_Instructions to follow:_ With the entries below as the source, tally the lines that contain the string "verified" and give the number only.

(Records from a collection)
+---+

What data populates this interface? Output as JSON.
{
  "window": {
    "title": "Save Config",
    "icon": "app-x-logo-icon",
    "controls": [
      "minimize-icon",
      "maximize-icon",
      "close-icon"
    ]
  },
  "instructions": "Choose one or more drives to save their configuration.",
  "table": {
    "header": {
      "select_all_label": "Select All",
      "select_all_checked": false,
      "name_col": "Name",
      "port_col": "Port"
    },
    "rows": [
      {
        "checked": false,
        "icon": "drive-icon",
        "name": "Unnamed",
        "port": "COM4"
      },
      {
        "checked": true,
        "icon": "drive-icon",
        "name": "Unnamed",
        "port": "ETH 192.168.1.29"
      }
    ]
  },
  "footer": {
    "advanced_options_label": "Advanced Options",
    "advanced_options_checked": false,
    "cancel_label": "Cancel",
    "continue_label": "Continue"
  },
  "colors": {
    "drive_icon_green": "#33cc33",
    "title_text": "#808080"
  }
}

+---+

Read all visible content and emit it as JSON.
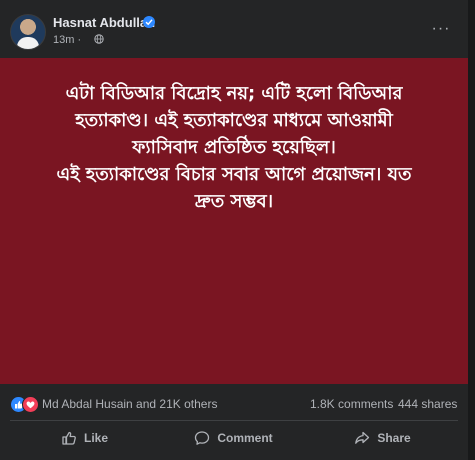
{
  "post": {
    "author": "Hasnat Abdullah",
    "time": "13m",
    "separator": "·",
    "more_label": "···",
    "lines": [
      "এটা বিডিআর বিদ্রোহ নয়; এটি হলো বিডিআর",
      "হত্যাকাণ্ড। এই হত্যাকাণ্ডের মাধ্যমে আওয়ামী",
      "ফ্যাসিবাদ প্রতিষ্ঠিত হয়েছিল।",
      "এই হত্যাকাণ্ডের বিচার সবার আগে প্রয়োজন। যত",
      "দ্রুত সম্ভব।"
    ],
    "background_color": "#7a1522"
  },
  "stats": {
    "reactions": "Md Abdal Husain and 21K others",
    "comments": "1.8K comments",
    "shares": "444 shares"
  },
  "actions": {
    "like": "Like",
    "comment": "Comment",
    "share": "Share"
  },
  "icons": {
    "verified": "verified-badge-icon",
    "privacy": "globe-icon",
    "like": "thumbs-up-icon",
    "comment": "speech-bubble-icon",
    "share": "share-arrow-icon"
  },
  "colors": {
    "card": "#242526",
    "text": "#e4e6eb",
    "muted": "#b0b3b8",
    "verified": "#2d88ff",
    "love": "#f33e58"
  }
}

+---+

_Problem solution:_ 2